Metabolic Disorders, like diabetes, occur when your body is not able to break down and absorb the food you eat. Since food is your bodyâ€™s fuel, and what you eat affects how your entire body functions, a disruption in the fuel absorption also hinders how your brain functions, and why you will lose your memory.
Scientists are placing a lot of emphasis on identifying how brain cells selectively degenerate in those who are experiencing the most common type of mental and memory decline â€“ those diagnosed with Alzheimerâ€™s. They are especially interested in how metabolic syndrome (MetS), the precursor to metabolic disorder, relates to the specific functions in the brain, and could contribute to its decline. Their findings can then definitively link memory loss as one of the results of a metabolic disorder.
Metabolic Syndrome is comprised of a group of risk factors that, when put together, increase your risk of diabetes, stroke and coronary artery disease. These two most important factors being a higher fat content around your middle, and resistance to the insulin produced naturally in your body to regulate your blood sugar. Too much sugar in your body, or too little, has an effect on all the functions in your body, including your kidneys and your brain.
A French study, conducted through three cities and consisting of 7087 men and women aged 65 and older who exhibited at least 3-5 markers for cardio-metabolic abnormalities, which included:
- Low, high-density lipoprotein cholesterol (HDL)
- Significant amount of fat around the waistline
- High levels of triglycerides â€“ fatty molecules
The subjects in the study were given a series of visual, memory and language tests and then divided into groups according to age, gender, education levels, IQ scores, and if they tested for a high or low level of a protein-like substance, beta-amyloid 42. The beta-amyloid 42 substance has recently been found to be a potential indicator for doctors to foretell if a person is at risk for developing Alzheimerâ€™s or other forms of dementia. If so, they will be able to administer a simple blood test that will unveil a predisposition to this condition.
The conclusion of this French study was that generally MetS, and several of its markers, have a negative impact on memory as well as other cognitive functions in older people.
Through this, as well as other similar group studies, scientists are getting closer to identifying factors that could lead up to mental decline.
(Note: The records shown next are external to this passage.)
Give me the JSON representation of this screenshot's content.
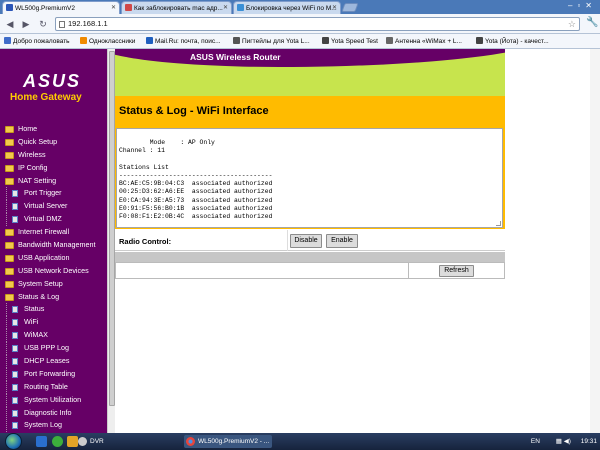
{
  "browser": {
    "tabs": [
      {
        "label": "WL500g.PremiumV2",
        "active": true
      },
      {
        "label": "Как заблокировать mac адр...",
        "active": false
      },
      {
        "label": "Блокировка через WiFi по M...",
        "active": false
      }
    ],
    "url": "192.168.1.1",
    "bookmarks": [
      "Добро пожаловать",
      "Одноклассники",
      "Mail.Ru: почта, поис...",
      "Пигтейлы для Yota L...",
      "Yota Speed Test",
      "Антенна «WiMax + L...",
      "Yota (Йота) - качест..."
    ]
  },
  "sidebar": {
    "logo": "ASUS",
    "subtitle": "Home Gateway",
    "items": [
      {
        "label": "Home",
        "level": 0
      },
      {
        "label": "Quick Setup",
        "level": 0
      },
      {
        "label": "Wireless",
        "level": 0
      },
      {
        "label": "IP Config",
        "level": 0
      },
      {
        "label": "NAT Setting",
        "level": 0
      },
      {
        "label": "Port Trigger",
        "level": 1
      },
      {
        "label": "Virtual Server",
        "level": 1
      },
      {
        "label": "Virtual DMZ",
        "level": 1
      },
      {
        "label": "Internet Firewall",
        "level": 0
      },
      {
        "label": "Bandwidth Management",
        "level": 0
      },
      {
        "label": "USB Application",
        "level": 0
      },
      {
        "label": "USB Network Devices",
        "level": 0
      },
      {
        "label": "System Setup",
        "level": 0
      },
      {
        "label": "Status & Log",
        "level": 0
      },
      {
        "label": "Status",
        "level": 1
      },
      {
        "label": "WiFi",
        "level": 1
      },
      {
        "label": "WiMAX",
        "level": 1
      },
      {
        "label": "USB PPP Log",
        "level": 1
      },
      {
        "label": "DHCP Leases",
        "level": 1
      },
      {
        "label": "Port Forwarding",
        "level": 1
      },
      {
        "label": "Routing Table",
        "level": 1
      },
      {
        "label": "System Utilization",
        "level": 1
      },
      {
        "label": "Diagnostic Info",
        "level": 1
      },
      {
        "label": "System Log",
        "level": 1
      }
    ]
  },
  "main": {
    "banner_title": "ASUS Wireless Router",
    "page_title": "Status & Log - WiFi Interface",
    "log_text": "Mode    : AP Only\nChannel : 11\n\nStations List\n----------------------------------------\nBC:AE:C5:9B:04:C3  associated authorized\n00:25:D3:62:A6:EE  associated authorized\nE0:CA:94:3E:A5:73  associated authorized\nE0:91:F5:56:B0:1B  associated authorized\nF0:08:F1:E2:0B:4C  associated authorized",
    "radio_label": "Radio Control:",
    "disable_label": "Disable",
    "enable_label": "Enable",
    "refresh_label": "Refresh"
  },
  "taskbar": {
    "items": [
      "DVR",
      "WL500g.PremiumV2 - ..."
    ],
    "lang": "EN",
    "time": "19:31"
  }
}
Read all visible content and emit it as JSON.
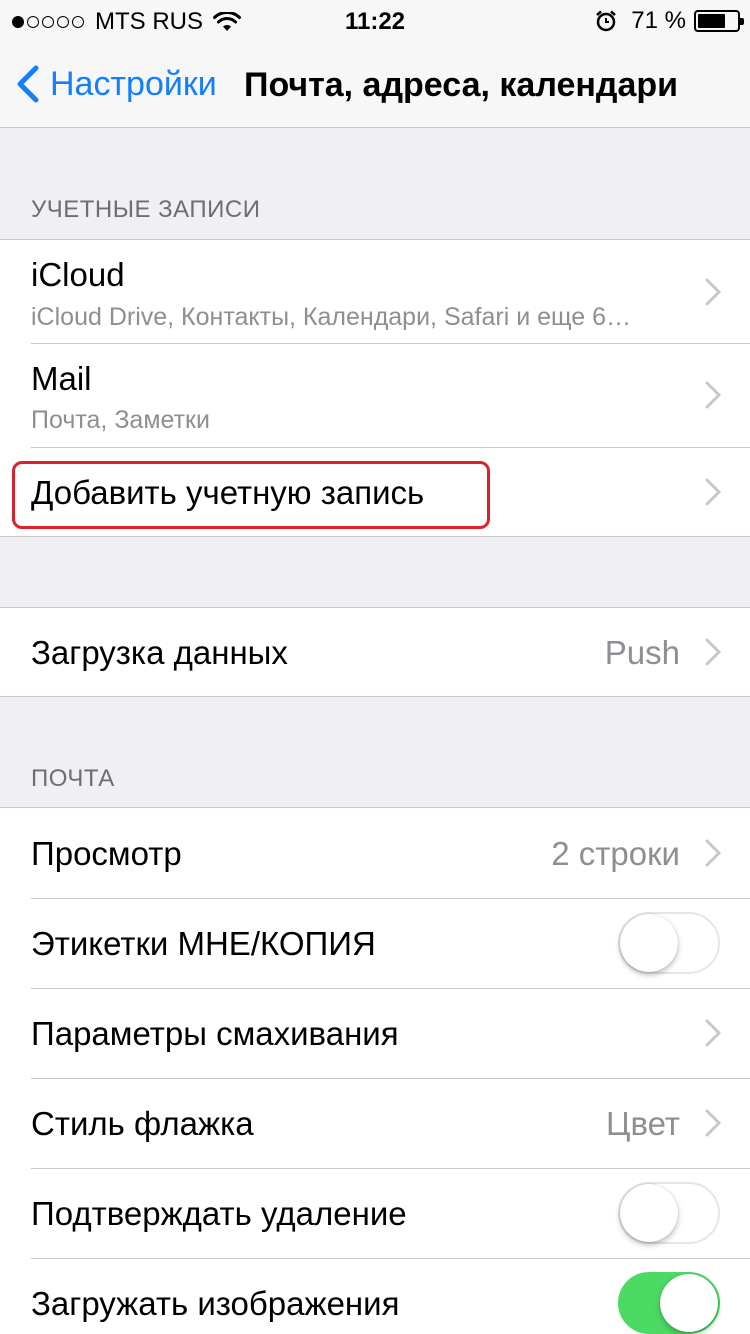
{
  "status_bar": {
    "carrier": "MTS RUS",
    "time": "11:22",
    "battery_percent": "71 %",
    "battery_level": 0.71,
    "icons": [
      "signal-dots-icon",
      "wifi-icon",
      "alarm-icon",
      "battery-icon"
    ]
  },
  "nav": {
    "back_label": "Настройки",
    "title": "Почта, адреса, календари"
  },
  "accounts": {
    "header": "УЧЕТНЫЕ ЗАПИСИ",
    "items": [
      {
        "title": "iCloud",
        "subtitle": "iCloud Drive, Контакты, Календари, Safari и еще 6…"
      },
      {
        "title": "Mail",
        "subtitle": "Почта, Заметки"
      },
      {
        "title": "Добавить учетную запись"
      }
    ]
  },
  "fetch": {
    "title": "Загрузка данных",
    "value": "Push"
  },
  "mail": {
    "header": "ПОЧТА",
    "items": [
      {
        "title": "Просмотр",
        "value": "2 строки"
      },
      {
        "title": "Этикетки МНЕ/КОПИЯ",
        "toggle": false
      },
      {
        "title": "Параметры смахивания"
      },
      {
        "title": "Стиль флажка",
        "value": "Цвет"
      },
      {
        "title": "Подтверждать удаление",
        "toggle": false
      },
      {
        "title": "Загружать изображения",
        "toggle": true
      }
    ]
  },
  "colors": {
    "accent": "#157efb",
    "toggle_on": "#4cd964",
    "highlight": "#d9232e",
    "background": "#efeff4"
  }
}
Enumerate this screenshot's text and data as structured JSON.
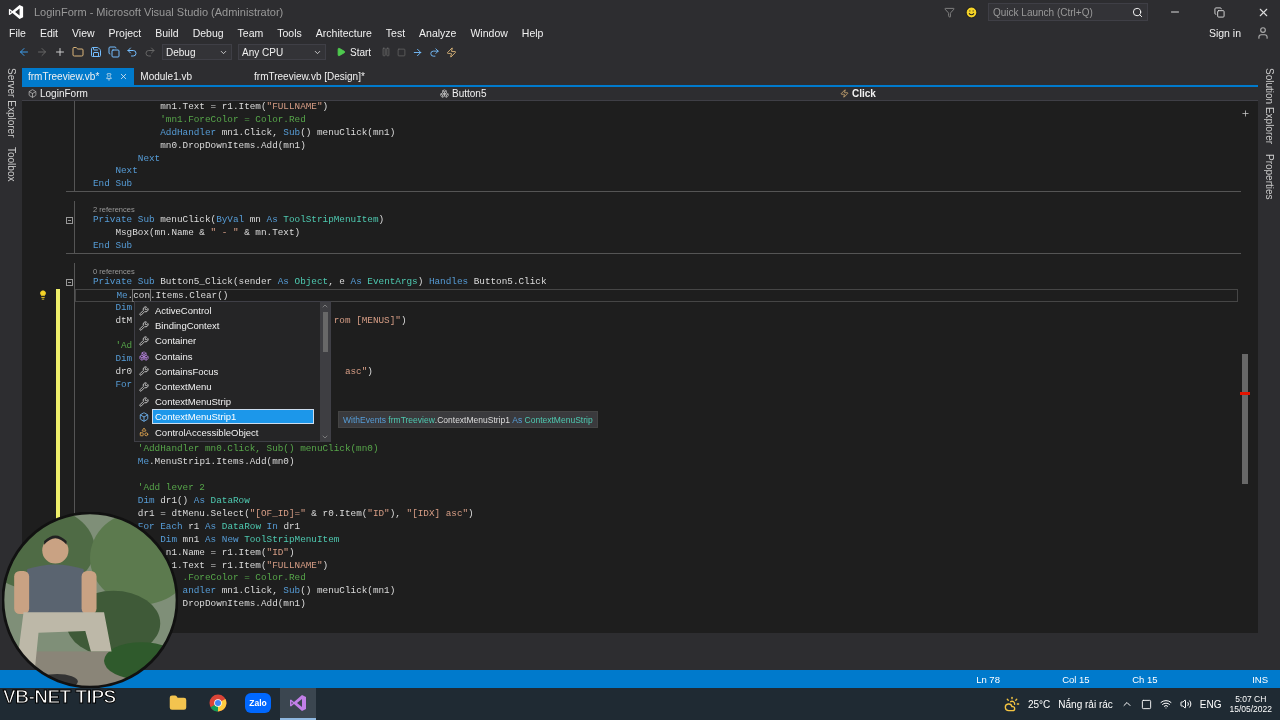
{
  "title_bar": {
    "title": "LoginForm - Microsoft Visual Studio (Administrator)",
    "quick_launch": {
      "placeholder": "Quick Launch (Ctrl+Q)"
    }
  },
  "menu_bar": {
    "items": [
      "File",
      "Edit",
      "View",
      "Project",
      "Build",
      "Debug",
      "Team",
      "Tools",
      "Architecture",
      "Test",
      "Analyze",
      "Window",
      "Help"
    ],
    "sign_in": "Sign in"
  },
  "toolbar": {
    "configuration": "Debug",
    "platform": "Any CPU",
    "start": "Start"
  },
  "side_tabs_left": [
    "Server Explorer",
    "Toolbox"
  ],
  "side_tabs_right": [
    "Solution Explorer",
    "Properties"
  ],
  "tabs": [
    {
      "label": "frmTreeview.vb*",
      "selected": true
    },
    {
      "label": "Module1.vb",
      "selected": false
    },
    {
      "label": "frmTreeview.vb [Design]*",
      "selected": false
    }
  ],
  "nav_bar": {
    "project": "LoginForm",
    "object": "Button5",
    "event": "Click"
  },
  "editor": {
    "lines": [
      {
        "kind": "code",
        "modified": false,
        "tokens": [
          {
            "kind": "plain",
            "text": "            mn1.Text = r1.Item("
          },
          {
            "kind": "string",
            "text": "\"FULLNAME\""
          },
          {
            "kind": "plain",
            "text": ")"
          }
        ]
      },
      {
        "kind": "code",
        "modified": false,
        "tokens": [
          {
            "kind": "comment",
            "text": "            'mn1.ForeColor = Color.Red"
          }
        ]
      },
      {
        "kind": "code",
        "modified": false,
        "tokens": [
          {
            "kind": "keyword",
            "text": "            AddHandler"
          },
          {
            "kind": "plain",
            "text": " mn1.Click, "
          },
          {
            "kind": "keyword",
            "text": "Sub"
          },
          {
            "kind": "plain",
            "text": "() menuClick(mn1)"
          }
        ]
      },
      {
        "kind": "code",
        "modified": false,
        "tokens": [
          {
            "kind": "plain",
            "text": "            mn0.DropDownItems.Add(mn1)"
          }
        ]
      },
      {
        "kind": "code",
        "modified": false,
        "tokens": [
          {
            "kind": "keyword",
            "text": "        Next"
          }
        ]
      },
      {
        "kind": "code",
        "modified": false,
        "tokens": [
          {
            "kind": "keyword",
            "text": "    Next"
          }
        ]
      },
      {
        "kind": "code",
        "modified": false,
        "tokens": [
          {
            "kind": "keyword",
            "text": "End Sub"
          }
        ]
      },
      {
        "kind": "divider"
      },
      {
        "kind": "lens",
        "text": "2 references"
      },
      {
        "kind": "header",
        "modified": false,
        "tokens": [
          {
            "kind": "keyword",
            "text": "Private Sub"
          },
          {
            "kind": "plain",
            "text": " menuClick("
          },
          {
            "kind": "keyword",
            "text": "ByVal"
          },
          {
            "kind": "plain",
            "text": " mn "
          },
          {
            "kind": "keyword",
            "text": "As"
          },
          {
            "kind": "type",
            "text": " ToolStripMenuItem"
          },
          {
            "kind": "plain",
            "text": ")"
          }
        ]
      },
      {
        "kind": "code",
        "modified": false,
        "tokens": [
          {
            "kind": "plain",
            "text": "    MsgBox(mn.Name & "
          },
          {
            "kind": "string",
            "text": "\" - \""
          },
          {
            "kind": "plain",
            "text": " & mn.Text)"
          }
        ]
      },
      {
        "kind": "code",
        "modified": false,
        "tokens": [
          {
            "kind": "keyword",
            "text": "End Sub"
          }
        ]
      },
      {
        "kind": "divider"
      },
      {
        "kind": "lens",
        "text": "0 references"
      },
      {
        "kind": "header",
        "modified": false,
        "tokens": [
          {
            "kind": "keyword",
            "text": "Private Sub"
          },
          {
            "kind": "plain",
            "text": " Button5_Click(sender "
          },
          {
            "kind": "keyword",
            "text": "As"
          },
          {
            "kind": "type",
            "text": " Object"
          },
          {
            "kind": "plain",
            "text": ", e "
          },
          {
            "kind": "keyword",
            "text": "As"
          },
          {
            "kind": "type",
            "text": " EventArgs"
          },
          {
            "kind": "plain",
            "text": ") "
          },
          {
            "kind": "keyword",
            "text": "Handles"
          },
          {
            "kind": "plain",
            "text": " Button5.Click"
          }
        ]
      },
      {
        "kind": "active",
        "modified": true,
        "tokens": [
          {
            "kind": "keyword",
            "text": "    Me"
          },
          {
            "kind": "plain",
            "text": "."
          },
          {
            "kind": "match",
            "text": "con"
          },
          {
            "kind": "plain",
            "text": ".Items.Clear()"
          }
        ]
      },
      {
        "kind": "code",
        "modified": true,
        "tokens": [
          {
            "kind": "keyword",
            "text": "    Dim"
          }
        ]
      },
      {
        "kind": "code",
        "modified": true,
        "segments": [
          {
            "tokens": [
              {
                "kind": "plain",
                "text": "    dtM"
              }
            ]
          },
          {
            "tokens": [
              {
                "kind": "string",
                "text": "                                    rom [MENUS]\""
              },
              {
                "kind": "plain",
                "text": ")"
              }
            ]
          }
        ]
      },
      {
        "kind": "blank",
        "modified": true
      },
      {
        "kind": "code",
        "modified": true,
        "tokens": [
          {
            "kind": "comment",
            "text": "    'Ad"
          }
        ]
      },
      {
        "kind": "code",
        "modified": true,
        "tokens": [
          {
            "kind": "keyword",
            "text": "    Dim"
          }
        ]
      },
      {
        "kind": "code",
        "modified": true,
        "segments": [
          {
            "tokens": [
              {
                "kind": "plain",
                "text": "    dr0"
              }
            ]
          },
          {
            "tokens": [
              {
                "kind": "string",
                "text": "                                      asc\""
              },
              {
                "kind": "plain",
                "text": ")"
              }
            ]
          }
        ]
      },
      {
        "kind": "code",
        "modified": true,
        "tokens": [
          {
            "kind": "keyword",
            "text": "    For"
          }
        ]
      },
      {
        "kind": "blank",
        "modified": true
      },
      {
        "kind": "blank",
        "modified": true
      },
      {
        "kind": "blank",
        "modified": true
      },
      {
        "kind": "blank",
        "modified": true
      },
      {
        "kind": "code",
        "modified": true,
        "tokens": [
          {
            "kind": "comment",
            "text": "        'AddHandler mn0.Click, Sub() menuClick(mn0)"
          }
        ]
      },
      {
        "kind": "code",
        "modified": true,
        "tokens": [
          {
            "kind": "keyword",
            "text": "        Me"
          },
          {
            "kind": "plain",
            "text": ".MenuStrip1.Items.Add(mn0)"
          }
        ]
      },
      {
        "kind": "blank",
        "modified": true
      },
      {
        "kind": "code",
        "modified": true,
        "tokens": [
          {
            "kind": "comment",
            "text": "        'Add lever 2"
          }
        ]
      },
      {
        "kind": "code",
        "modified": true,
        "tokens": [
          {
            "kind": "keyword",
            "text": "        Dim"
          },
          {
            "kind": "plain",
            "text": " dr1() "
          },
          {
            "kind": "keyword",
            "text": "As"
          },
          {
            "kind": "type",
            "text": " DataRow"
          }
        ]
      },
      {
        "kind": "code",
        "modified": true,
        "tokens": [
          {
            "kind": "plain",
            "text": "        dr1 = dtMenu.Select("
          },
          {
            "kind": "string",
            "text": "\"[OF_ID]=\""
          },
          {
            "kind": "plain",
            "text": " & r0.Item("
          },
          {
            "kind": "string",
            "text": "\"ID\""
          },
          {
            "kind": "plain",
            "text": "), "
          },
          {
            "kind": "string",
            "text": "\"[IDX] asc\""
          },
          {
            "kind": "plain",
            "text": ")"
          }
        ]
      },
      {
        "kind": "code",
        "tokens": [
          {
            "kind": "keyword",
            "text": "        For Each"
          },
          {
            "kind": "plain",
            "text": " r1 "
          },
          {
            "kind": "keyword",
            "text": "As"
          },
          {
            "kind": "type",
            "text": " DataRow"
          },
          {
            "kind": "keyword",
            "text": " In"
          },
          {
            "kind": "plain",
            "text": " dr1"
          }
        ]
      },
      {
        "kind": "code",
        "tokens": [
          {
            "kind": "keyword",
            "text": "            Dim"
          },
          {
            "kind": "plain",
            "text": " mn1 "
          },
          {
            "kind": "keyword",
            "text": "As New"
          },
          {
            "kind": "type",
            "text": " ToolStripMenuItem"
          }
        ]
      },
      {
        "kind": "code",
        "tokens": [
          {
            "kind": "plain",
            "text": "             n1.Name = r1.Item("
          },
          {
            "kind": "string",
            "text": "\"ID\""
          },
          {
            "kind": "plain",
            "text": ")"
          }
        ]
      },
      {
        "kind": "code",
        "tokens": [
          {
            "kind": "plain",
            "text": "              1.Text = r1.Item("
          },
          {
            "kind": "string",
            "text": "\"FULLNAME\""
          },
          {
            "kind": "plain",
            "text": ")"
          }
        ]
      },
      {
        "kind": "code",
        "tokens": [
          {
            "kind": "comment",
            "text": "                .ForeColor = Color.Red"
          }
        ]
      },
      {
        "kind": "code",
        "tokens": [
          {
            "kind": "keyword",
            "text": "                andler"
          },
          {
            "kind": "plain",
            "text": " mn1.Click, "
          },
          {
            "kind": "keyword",
            "text": "Sub"
          },
          {
            "kind": "plain",
            "text": "() menuClick(mn1)"
          }
        ]
      },
      {
        "kind": "code",
        "tokens": [
          {
            "kind": "plain",
            "text": "                DropDownItems.Add(mn1)"
          }
        ]
      }
    ]
  },
  "completion": {
    "items": [
      {
        "label": "ActiveControl",
        "kind": "property",
        "selected": false
      },
      {
        "label": "BindingContext",
        "kind": "property",
        "selected": false
      },
      {
        "label": "Container",
        "kind": "property",
        "selected": false
      },
      {
        "label": "Contains",
        "kind": "method",
        "selected": false
      },
      {
        "label": "ContainsFocus",
        "kind": "property",
        "selected": false
      },
      {
        "label": "ContextMenu",
        "kind": "property",
        "selected": false
      },
      {
        "label": "ContextMenuStrip",
        "kind": "property",
        "selected": false
      },
      {
        "label": "ContextMenuStrip1",
        "kind": "field",
        "selected": true
      },
      {
        "label": "ControlAccessibleObject",
        "kind": "class",
        "selected": false
      }
    ],
    "tooltip": [
      {
        "kind": "keyword",
        "text": "WithEvents"
      },
      {
        "kind": "type",
        "text": " frmTreeview"
      },
      {
        "kind": "plain",
        "text": ".ContextMenuStrip1 "
      },
      {
        "kind": "keyword",
        "text": "As"
      },
      {
        "kind": "type",
        "text": " ContextMenuStrip"
      }
    ]
  },
  "status_bar": {
    "line": "Ln 78",
    "column": "Col 15",
    "char": "Ch 15",
    "mode": "INS"
  },
  "overlay": {
    "caption": "VB-NET TIPS"
  },
  "taskbar": {
    "apps": [
      {
        "kind": "explorer",
        "selected": false
      },
      {
        "kind": "chrome",
        "selected": false
      },
      {
        "kind": "zalo",
        "label": "Zalo",
        "selected": false
      },
      {
        "kind": "vs",
        "selected": true
      }
    ],
    "weather": {
      "temperature": "25°C",
      "summary": "Nắng rải rác"
    },
    "language": "ENG",
    "time": "5:07 CH",
    "date": "15/05/2022"
  }
}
These studies also were encouraging in the fact that a healthy lifestyle â€“ balanced diet, exercise, no smoking or excessive alcohol consumption, combined with things to keep the brain stimulated, will stave off dementia.
With this in mind, learning proper nutrition and exercise, in conjunction with memory training classes, and learning good memory techniques, will go far in helping people to live a better quality of life.
For further information on memory training, check out Ron White, the memory expert, and his schedule of classes and seminars.
Neurology website – Article: Metabolic syndrome and cognitive decline in French elders: The Three-City Study: http://www.neurology.org/content/76/6/518.full?sid=191d6cc0-06be-40b6-9074-11c81e6aefa4
Science AAAâ€™s website- Alzheimer’s disease: a disorder of cortical cholinergic innervation: http://www.sciencemag.org/content/219/4589/1184.short
Neurological Review – The Role of Metabolic Disorders in Alzheimer Disease and Vascular Dementia: http://archneur.ama-assn.org/cgi/reprint/66/3/300.pdf
Medline Plus – Genetic Brain Disorders: http://www.nlm.nih.gov/medlineplus/geneticbraindisorders.html